Copy out each line of the entries where the word "figure" is present.

Material for this exercise
BEGIN

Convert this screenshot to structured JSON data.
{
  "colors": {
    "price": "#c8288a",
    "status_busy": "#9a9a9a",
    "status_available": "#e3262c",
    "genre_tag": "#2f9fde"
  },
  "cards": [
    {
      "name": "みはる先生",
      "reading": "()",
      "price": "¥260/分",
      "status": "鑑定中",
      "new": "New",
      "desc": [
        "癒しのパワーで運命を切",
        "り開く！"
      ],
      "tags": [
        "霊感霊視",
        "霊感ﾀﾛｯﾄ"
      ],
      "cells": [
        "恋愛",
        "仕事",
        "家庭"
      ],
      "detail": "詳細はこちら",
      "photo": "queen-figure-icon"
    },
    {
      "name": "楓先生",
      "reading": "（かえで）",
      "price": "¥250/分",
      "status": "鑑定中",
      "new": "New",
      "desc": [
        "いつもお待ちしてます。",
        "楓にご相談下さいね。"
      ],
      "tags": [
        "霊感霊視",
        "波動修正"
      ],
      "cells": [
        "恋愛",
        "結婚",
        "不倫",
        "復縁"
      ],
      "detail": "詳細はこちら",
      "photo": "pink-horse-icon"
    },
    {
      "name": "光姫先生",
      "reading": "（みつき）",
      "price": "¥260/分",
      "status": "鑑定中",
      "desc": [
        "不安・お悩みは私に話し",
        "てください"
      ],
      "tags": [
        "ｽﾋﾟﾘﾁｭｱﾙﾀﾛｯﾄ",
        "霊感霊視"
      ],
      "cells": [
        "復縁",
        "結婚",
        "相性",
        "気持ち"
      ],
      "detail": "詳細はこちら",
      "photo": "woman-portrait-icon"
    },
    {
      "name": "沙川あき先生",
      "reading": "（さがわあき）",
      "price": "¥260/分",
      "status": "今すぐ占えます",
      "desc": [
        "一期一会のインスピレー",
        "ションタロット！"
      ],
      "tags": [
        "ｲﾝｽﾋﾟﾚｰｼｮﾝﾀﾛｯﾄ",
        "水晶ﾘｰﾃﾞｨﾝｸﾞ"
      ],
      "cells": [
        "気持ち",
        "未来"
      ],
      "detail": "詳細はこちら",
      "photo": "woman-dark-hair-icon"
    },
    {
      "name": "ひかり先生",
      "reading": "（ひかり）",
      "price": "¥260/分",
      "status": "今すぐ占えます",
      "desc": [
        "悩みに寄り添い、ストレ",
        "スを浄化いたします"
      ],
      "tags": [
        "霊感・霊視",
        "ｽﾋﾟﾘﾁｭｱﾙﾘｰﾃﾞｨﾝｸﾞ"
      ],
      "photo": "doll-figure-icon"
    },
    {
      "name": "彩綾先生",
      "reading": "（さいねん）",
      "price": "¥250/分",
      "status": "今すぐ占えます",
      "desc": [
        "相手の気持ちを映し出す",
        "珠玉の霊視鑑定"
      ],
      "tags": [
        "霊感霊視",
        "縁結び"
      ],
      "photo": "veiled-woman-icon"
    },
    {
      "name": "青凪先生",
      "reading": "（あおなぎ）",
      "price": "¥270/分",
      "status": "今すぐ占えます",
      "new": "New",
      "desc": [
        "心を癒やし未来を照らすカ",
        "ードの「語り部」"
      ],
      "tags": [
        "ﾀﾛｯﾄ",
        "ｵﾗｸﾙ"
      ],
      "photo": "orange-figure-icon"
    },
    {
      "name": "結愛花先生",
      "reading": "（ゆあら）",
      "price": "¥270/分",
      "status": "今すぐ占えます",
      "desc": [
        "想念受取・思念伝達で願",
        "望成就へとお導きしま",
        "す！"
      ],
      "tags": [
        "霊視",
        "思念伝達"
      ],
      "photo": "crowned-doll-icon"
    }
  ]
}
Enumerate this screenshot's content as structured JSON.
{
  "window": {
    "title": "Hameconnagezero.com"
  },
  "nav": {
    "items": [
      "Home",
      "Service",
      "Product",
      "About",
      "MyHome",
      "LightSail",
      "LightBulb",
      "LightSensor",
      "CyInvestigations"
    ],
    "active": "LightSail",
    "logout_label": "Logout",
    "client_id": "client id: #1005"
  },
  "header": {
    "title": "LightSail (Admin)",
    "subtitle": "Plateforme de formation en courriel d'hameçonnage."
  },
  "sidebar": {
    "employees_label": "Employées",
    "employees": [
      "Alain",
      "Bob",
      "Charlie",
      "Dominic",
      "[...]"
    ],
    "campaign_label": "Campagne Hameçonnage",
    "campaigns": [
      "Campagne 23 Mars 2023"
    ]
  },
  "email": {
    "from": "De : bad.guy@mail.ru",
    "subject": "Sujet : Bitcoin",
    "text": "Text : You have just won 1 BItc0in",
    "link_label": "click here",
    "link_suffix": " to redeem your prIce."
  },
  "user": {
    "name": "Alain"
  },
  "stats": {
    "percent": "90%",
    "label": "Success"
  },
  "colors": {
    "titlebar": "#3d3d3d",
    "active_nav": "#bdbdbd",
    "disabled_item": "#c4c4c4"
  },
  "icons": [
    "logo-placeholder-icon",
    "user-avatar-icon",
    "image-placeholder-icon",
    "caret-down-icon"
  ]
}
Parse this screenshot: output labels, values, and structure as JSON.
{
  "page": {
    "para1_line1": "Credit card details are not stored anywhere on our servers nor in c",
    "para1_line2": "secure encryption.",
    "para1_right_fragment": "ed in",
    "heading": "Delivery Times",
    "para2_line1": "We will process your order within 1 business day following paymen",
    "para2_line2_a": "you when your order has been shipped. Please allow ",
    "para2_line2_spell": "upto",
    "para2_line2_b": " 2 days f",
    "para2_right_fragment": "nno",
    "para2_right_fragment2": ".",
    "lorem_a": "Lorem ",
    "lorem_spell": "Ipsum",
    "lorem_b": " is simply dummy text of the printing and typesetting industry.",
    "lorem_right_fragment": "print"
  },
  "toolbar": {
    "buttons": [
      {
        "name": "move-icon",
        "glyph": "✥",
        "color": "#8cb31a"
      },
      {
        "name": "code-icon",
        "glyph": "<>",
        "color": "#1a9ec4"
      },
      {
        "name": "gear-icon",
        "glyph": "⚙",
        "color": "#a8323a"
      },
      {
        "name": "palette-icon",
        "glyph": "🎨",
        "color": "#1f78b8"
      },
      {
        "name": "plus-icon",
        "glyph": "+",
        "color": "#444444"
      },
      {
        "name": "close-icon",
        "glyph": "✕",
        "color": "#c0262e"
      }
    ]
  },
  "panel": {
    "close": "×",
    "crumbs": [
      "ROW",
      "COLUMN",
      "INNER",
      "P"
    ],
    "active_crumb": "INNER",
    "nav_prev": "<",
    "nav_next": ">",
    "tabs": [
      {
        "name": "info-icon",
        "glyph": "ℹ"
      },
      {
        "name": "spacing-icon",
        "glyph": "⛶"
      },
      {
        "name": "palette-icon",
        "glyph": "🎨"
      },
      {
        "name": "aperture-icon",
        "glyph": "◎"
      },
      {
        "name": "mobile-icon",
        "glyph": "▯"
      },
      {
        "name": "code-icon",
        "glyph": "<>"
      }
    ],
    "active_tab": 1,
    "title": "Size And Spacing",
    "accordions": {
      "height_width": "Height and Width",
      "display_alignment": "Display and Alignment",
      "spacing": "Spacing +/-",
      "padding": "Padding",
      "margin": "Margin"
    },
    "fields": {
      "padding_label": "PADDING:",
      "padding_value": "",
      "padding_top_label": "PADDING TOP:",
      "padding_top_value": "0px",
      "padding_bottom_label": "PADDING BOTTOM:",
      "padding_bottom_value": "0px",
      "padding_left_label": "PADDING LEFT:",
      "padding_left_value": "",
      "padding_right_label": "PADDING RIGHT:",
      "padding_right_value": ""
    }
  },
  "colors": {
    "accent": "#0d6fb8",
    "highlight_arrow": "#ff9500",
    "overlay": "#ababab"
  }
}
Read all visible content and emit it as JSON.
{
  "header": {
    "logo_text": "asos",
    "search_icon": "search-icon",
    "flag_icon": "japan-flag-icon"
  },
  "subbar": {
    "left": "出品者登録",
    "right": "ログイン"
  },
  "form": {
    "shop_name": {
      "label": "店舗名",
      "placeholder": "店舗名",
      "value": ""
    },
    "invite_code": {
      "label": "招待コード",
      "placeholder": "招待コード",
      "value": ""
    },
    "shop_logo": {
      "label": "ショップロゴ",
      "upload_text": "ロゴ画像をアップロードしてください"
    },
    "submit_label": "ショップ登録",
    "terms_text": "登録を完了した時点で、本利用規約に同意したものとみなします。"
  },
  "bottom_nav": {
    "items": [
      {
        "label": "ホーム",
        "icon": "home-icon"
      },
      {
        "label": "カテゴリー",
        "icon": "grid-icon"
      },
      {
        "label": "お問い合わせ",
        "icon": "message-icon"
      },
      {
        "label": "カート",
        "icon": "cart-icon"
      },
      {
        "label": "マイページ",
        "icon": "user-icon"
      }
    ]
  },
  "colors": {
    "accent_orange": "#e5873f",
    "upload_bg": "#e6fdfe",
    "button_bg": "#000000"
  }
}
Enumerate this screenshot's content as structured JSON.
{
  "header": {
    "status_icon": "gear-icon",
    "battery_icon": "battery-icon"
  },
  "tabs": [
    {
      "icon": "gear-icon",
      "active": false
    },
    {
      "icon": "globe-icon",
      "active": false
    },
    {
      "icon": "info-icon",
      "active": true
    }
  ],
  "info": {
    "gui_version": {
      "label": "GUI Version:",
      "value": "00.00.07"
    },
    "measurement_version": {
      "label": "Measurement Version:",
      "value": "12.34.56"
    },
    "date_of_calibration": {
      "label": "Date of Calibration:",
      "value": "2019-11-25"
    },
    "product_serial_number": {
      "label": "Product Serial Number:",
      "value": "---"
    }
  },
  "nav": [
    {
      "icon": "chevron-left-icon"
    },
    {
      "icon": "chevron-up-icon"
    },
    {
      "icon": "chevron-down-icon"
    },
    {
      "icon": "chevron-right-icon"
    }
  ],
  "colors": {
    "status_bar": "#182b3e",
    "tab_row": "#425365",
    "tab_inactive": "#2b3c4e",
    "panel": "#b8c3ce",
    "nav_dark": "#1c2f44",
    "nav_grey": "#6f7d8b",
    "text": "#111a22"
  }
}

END

Output of the task
      "photo": "queen-figure-icon"
      "photo": "doll-figure-icon"
      "photo": "orange-figure-icon"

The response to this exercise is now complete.